Each record that comes next should be output exactly; pictures do not belong in the copy.

::::::::

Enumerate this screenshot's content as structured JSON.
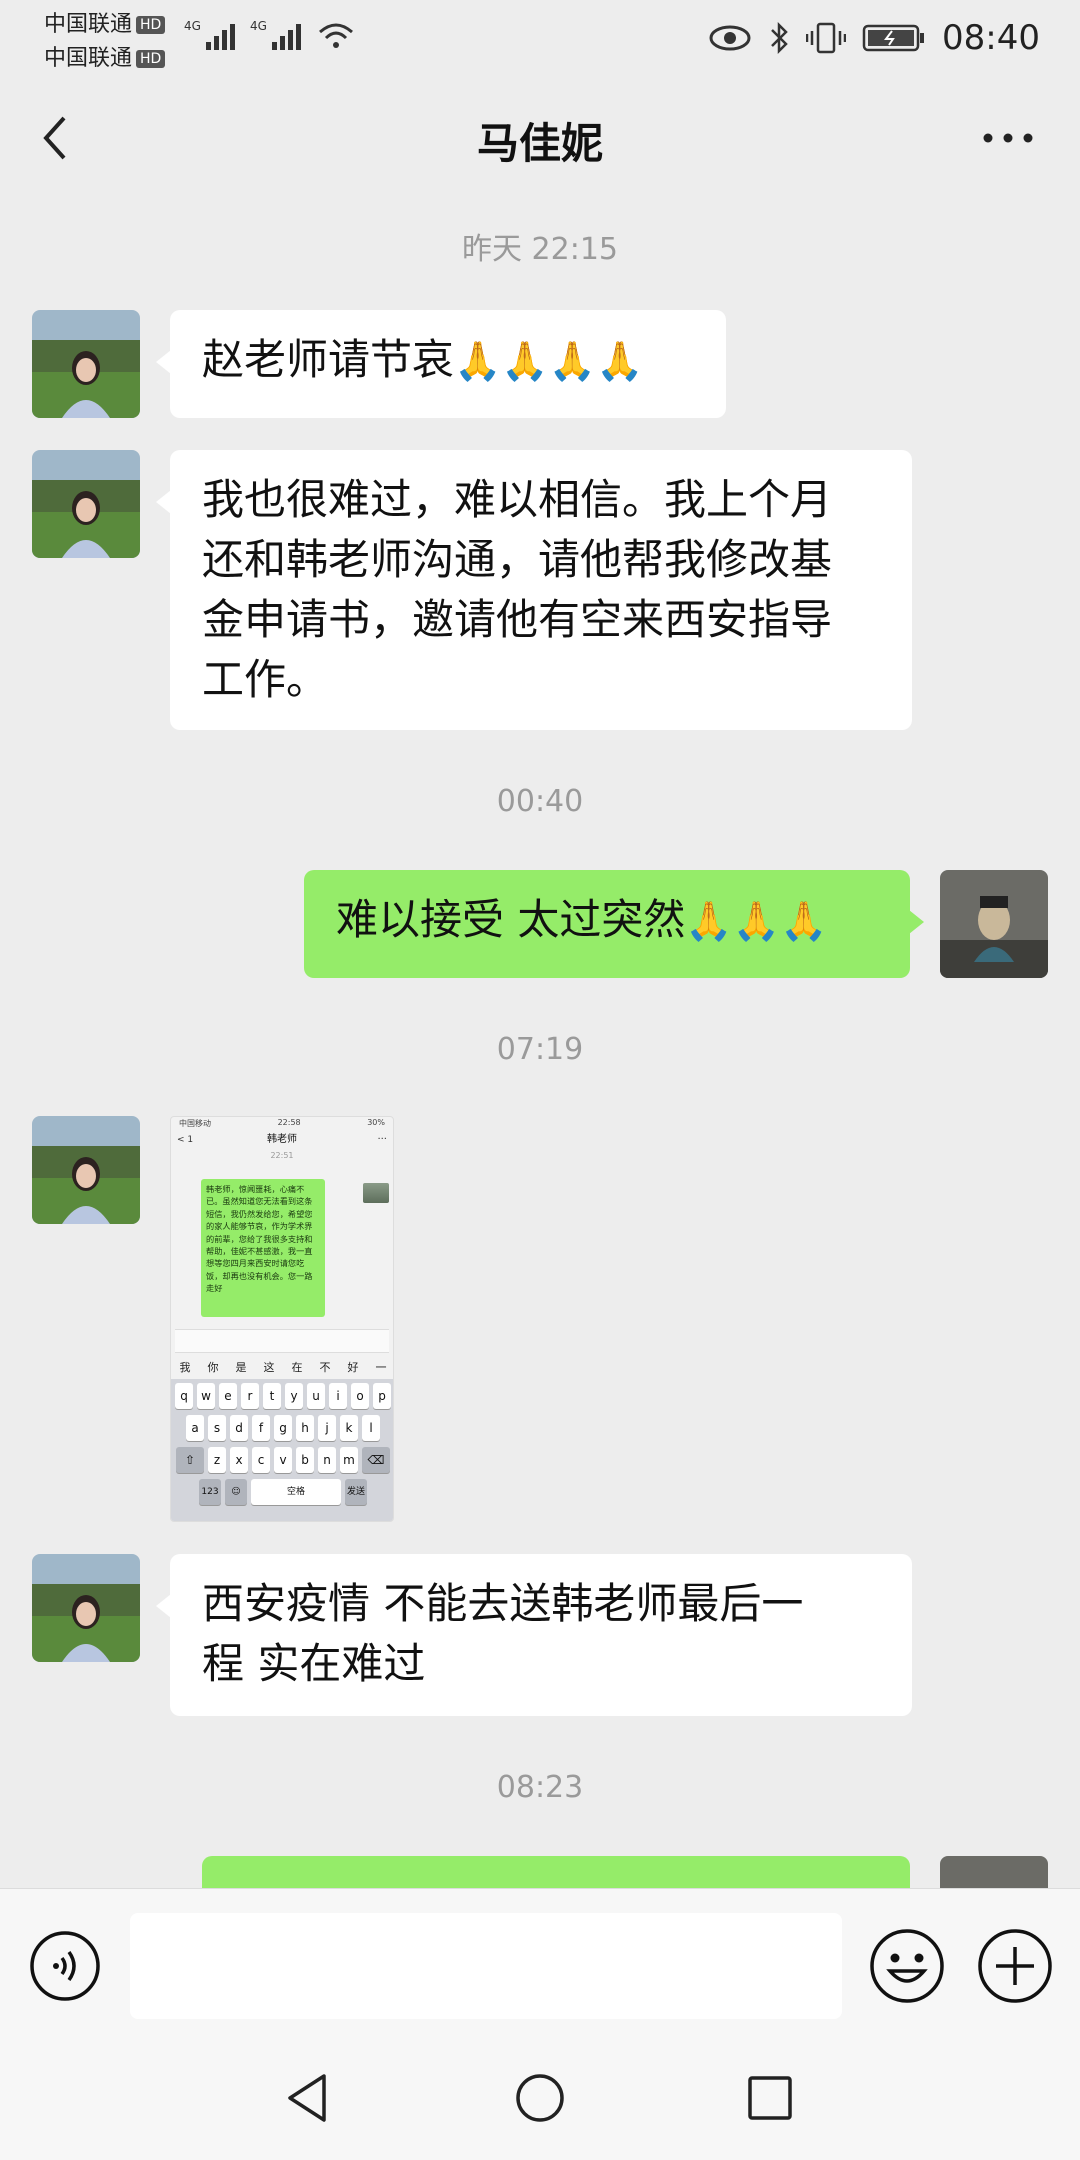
{
  "status_bar": {
    "carrier1": "中国联通",
    "carrier2": "中国联通",
    "hd": "HD",
    "net1": "4G",
    "net2": "4G",
    "time": "08:40"
  },
  "header": {
    "title": "马佳妮",
    "back_icon": "chevron-left-icon",
    "more_icon": "more-dots-icon"
  },
  "messages": [
    {
      "type": "time",
      "text": "昨天 22:15"
    },
    {
      "type": "text",
      "side": "left",
      "text": "赵老师请节哀",
      "emoji": "🙏🙏🙏🙏"
    },
    {
      "type": "text",
      "side": "left",
      "lines": [
        "我也很难过，难以相信。我上个月",
        "还和韩老师沟通，请他帮我修改基",
        "金申请书，邀请他有空来西安指导",
        "工作。"
      ]
    },
    {
      "type": "time",
      "text": "00:40"
    },
    {
      "type": "text",
      "side": "right",
      "text": "难以接受 太过突然",
      "emoji": "🙏🙏🙏"
    },
    {
      "type": "time",
      "text": "07:19"
    },
    {
      "type": "image",
      "side": "left",
      "screenshot": {
        "status_left": "中国移动",
        "status_time": "22:58",
        "status_right": "30%",
        "back_count": "1",
        "nav_title": "韩老师",
        "chat_time": "22:51",
        "bubble_text": "韩老师，惊闻噩耗，心痛不已。虽然知道您无法看到这条短信，我仍然发给您，希望您的家人能够节哀，作为学术界的前辈，您给了我很多支持和帮助，佳妮不甚感激，我一直想等您四月来西安时请您吃饭，却再也没有机会。您一路走好",
        "candidates": [
          "我",
          "你",
          "是",
          "这",
          "在",
          "不",
          "好",
          "一"
        ],
        "row1": [
          "q",
          "w",
          "e",
          "r",
          "t",
          "y",
          "u",
          "i",
          "o",
          "p"
        ],
        "row2": [
          "a",
          "s",
          "d",
          "f",
          "g",
          "h",
          "j",
          "k",
          "l"
        ],
        "row3": [
          "z",
          "x",
          "c",
          "v",
          "b",
          "n",
          "m"
        ],
        "key_123": "123",
        "key_space": "空格",
        "key_send": "发送"
      }
    },
    {
      "type": "text",
      "side": "left",
      "lines": [
        "西安疫情 不能去送韩老师最后一",
        "程 实在难过"
      ]
    },
    {
      "type": "time",
      "text": "08:23"
    }
  ],
  "input_bar": {
    "voice_icon": "voice-icon",
    "emoji_icon": "emoji-icon",
    "plus_icon": "plus-icon",
    "text_value": ""
  },
  "system_nav": {
    "back_icon": "triangle-back-icon",
    "home_icon": "circle-home-icon",
    "recent_icon": "square-recent-icon"
  },
  "colors": {
    "background": "#ededed",
    "right_bubble": "#95ec69",
    "left_bubble": "#ffffff",
    "time_label": "#9a9a9a"
  }
}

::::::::

_TASK ANSWER_
Enumerate this screenshot's content as structured JSON.
{
  "status_bar": {
    "carrier1": "中国联通",
    "carrier2": "中国联通",
    "hd": "HD",
    "net1": "4G",
    "net2": "4G",
    "time": "08:40"
  },
  "header": {
    "title": "马佳妮",
    "back_icon": "chevron-left-icon",
    "more_icon": "more-dots-icon"
  },
  "messages": [
    {
      "type": "time",
      "text": "昨天 22:15"
    },
    {
      "type": "text",
      "side": "left",
      "text": "赵老师请节哀",
      "emoji": "🙏🙏🙏🙏"
    },
    {
      "type": "text",
      "side": "left",
      "lines": [
        "我也很难过，难以相信。我上个月",
        "还和韩老师沟通，请他帮我修改基",
        "金申请书，邀请他有空来西安指导",
        "工作。"
      ]
    },
    {
      "type": "time",
      "text": "00:40"
    },
    {
      "type": "text",
      "side": "right",
      "text": "难以接受 太过突然",
      "emoji": "🙏🙏🙏"
    },
    {
      "type": "time",
      "text": "07:19"
    },
    {
      "type": "image",
      "side": "left",
      "screenshot": {
        "status_left": "中国移动",
        "status_time": "22:58",
        "status_right": "30%",
        "back_count": "1",
        "nav_title": "韩老师",
        "chat_time": "22:51",
        "bubble_text": "韩老师，惊闻噩耗，心痛不已。虽然知道您无法看到这条短信，我仍然发给您，希望您的家人能够节哀，作为学术界的前辈，您给了我很多支持和帮助，佳妮不甚感激，我一直想等您四月来西安时请您吃饭，却再也没有机会。您一路走好",
        "candidates": [
          "我",
          "你",
          "是",
          "这",
          "在",
          "不",
          "好",
          "一"
        ],
        "row1": [
          "q",
          "w",
          "e",
          "r",
          "t",
          "y",
          "u",
          "i",
          "o",
          "p"
        ],
        "row2": [
          "a",
          "s",
          "d",
          "f",
          "g",
          "h",
          "j",
          "k",
          "l"
        ],
        "row3": [
          "z",
          "x",
          "c",
          "v",
          "b",
          "n",
          "m"
        ],
        "key_123": "123",
        "key_space": "空格",
        "key_send": "发送"
      }
    },
    {
      "type": "text",
      "side": "left",
      "lines": [
        "西安疫情 不能去送韩老师最后一",
        "程 实在难过"
      ]
    },
    {
      "type": "time",
      "text": "08:23"
    }
  ],
  "input_bar": {
    "voice_icon": "voice-icon",
    "emoji_icon": "emoji-icon",
    "plus_icon": "plus-icon",
    "text_value": ""
  },
  "system_nav": {
    "back_icon": "triangle-back-icon",
    "home_icon": "circle-home-icon",
    "recent_icon": "square-recent-icon"
  },
  "colors": {
    "background": "#ededed",
    "right_bubble": "#95ec69",
    "left_bubble": "#ffffff",
    "time_label": "#9a9a9a"
  }
}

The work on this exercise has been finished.